§ **The task**: Print every entry exactly as written and exclude all images.

§ **Records for the exercise**:
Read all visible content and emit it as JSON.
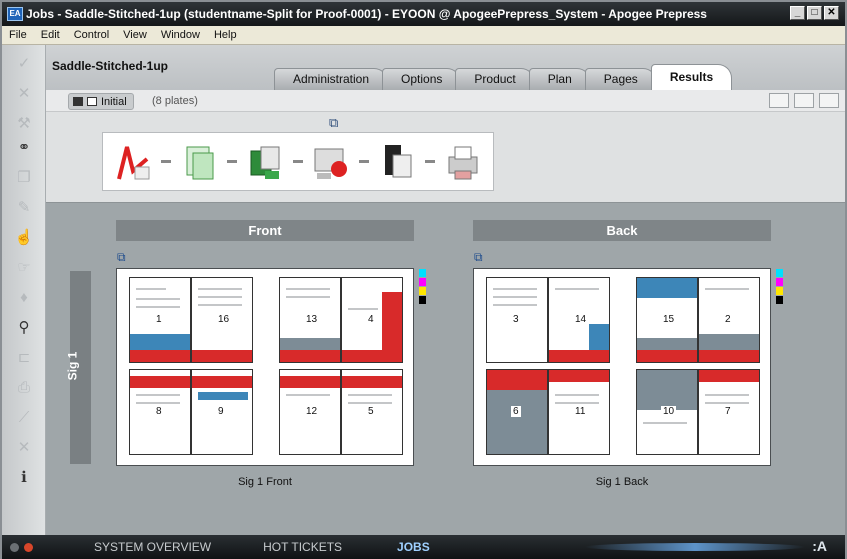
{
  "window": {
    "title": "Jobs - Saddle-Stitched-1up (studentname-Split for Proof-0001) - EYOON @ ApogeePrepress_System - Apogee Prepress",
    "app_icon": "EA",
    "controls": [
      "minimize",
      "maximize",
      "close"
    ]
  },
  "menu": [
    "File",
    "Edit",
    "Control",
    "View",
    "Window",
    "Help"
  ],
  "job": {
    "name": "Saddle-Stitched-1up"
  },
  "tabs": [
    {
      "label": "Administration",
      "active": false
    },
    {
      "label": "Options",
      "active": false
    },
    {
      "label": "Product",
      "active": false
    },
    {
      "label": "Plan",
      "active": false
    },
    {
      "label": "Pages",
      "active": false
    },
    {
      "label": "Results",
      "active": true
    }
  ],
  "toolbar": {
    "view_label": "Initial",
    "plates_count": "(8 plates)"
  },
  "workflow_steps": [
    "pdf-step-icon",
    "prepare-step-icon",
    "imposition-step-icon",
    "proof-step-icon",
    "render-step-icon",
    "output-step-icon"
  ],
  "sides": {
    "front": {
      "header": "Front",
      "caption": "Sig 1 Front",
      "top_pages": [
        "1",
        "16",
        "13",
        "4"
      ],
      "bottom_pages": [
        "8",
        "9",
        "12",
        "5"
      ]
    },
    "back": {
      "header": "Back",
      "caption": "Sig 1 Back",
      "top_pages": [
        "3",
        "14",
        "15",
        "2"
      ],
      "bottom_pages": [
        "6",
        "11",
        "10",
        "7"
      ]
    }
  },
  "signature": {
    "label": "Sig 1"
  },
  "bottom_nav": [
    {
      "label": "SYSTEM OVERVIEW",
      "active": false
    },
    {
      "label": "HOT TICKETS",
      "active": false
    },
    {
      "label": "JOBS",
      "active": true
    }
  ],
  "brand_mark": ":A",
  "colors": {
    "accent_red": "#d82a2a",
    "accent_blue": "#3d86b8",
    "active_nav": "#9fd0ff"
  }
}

§ **Reply**:
Read all visible content and emit it as JSON.
{
  "window": {
    "title": "Jobs - Saddle-Stitched-1up (studentname-Split for Proof-0001) - EYOON @ ApogeePrepress_System - Apogee Prepress",
    "app_icon": "EA",
    "controls": [
      "minimize",
      "maximize",
      "close"
    ]
  },
  "menu": [
    "File",
    "Edit",
    "Control",
    "View",
    "Window",
    "Help"
  ],
  "job": {
    "name": "Saddle-Stitched-1up"
  },
  "tabs": [
    {
      "label": "Administration",
      "active": false
    },
    {
      "label": "Options",
      "active": false
    },
    {
      "label": "Product",
      "active": false
    },
    {
      "label": "Plan",
      "active": false
    },
    {
      "label": "Pages",
      "active": false
    },
    {
      "label": "Results",
      "active": true
    }
  ],
  "toolbar": {
    "view_label": "Initial",
    "plates_count": "(8 plates)"
  },
  "workflow_steps": [
    "pdf-step-icon",
    "prepare-step-icon",
    "imposition-step-icon",
    "proof-step-icon",
    "render-step-icon",
    "output-step-icon"
  ],
  "sides": {
    "front": {
      "header": "Front",
      "caption": "Sig 1 Front",
      "top_pages": [
        "1",
        "16",
        "13",
        "4"
      ],
      "bottom_pages": [
        "8",
        "9",
        "12",
        "5"
      ]
    },
    "back": {
      "header": "Back",
      "caption": "Sig 1 Back",
      "top_pages": [
        "3",
        "14",
        "15",
        "2"
      ],
      "bottom_pages": [
        "6",
        "11",
        "10",
        "7"
      ]
    }
  },
  "signature": {
    "label": "Sig 1"
  },
  "bottom_nav": [
    {
      "label": "SYSTEM OVERVIEW",
      "active": false
    },
    {
      "label": "HOT TICKETS",
      "active": false
    },
    {
      "label": "JOBS",
      "active": true
    }
  ],
  "brand_mark": ":A",
  "colors": {
    "accent_red": "#d82a2a",
    "accent_blue": "#3d86b8",
    "active_nav": "#9fd0ff"
  }
}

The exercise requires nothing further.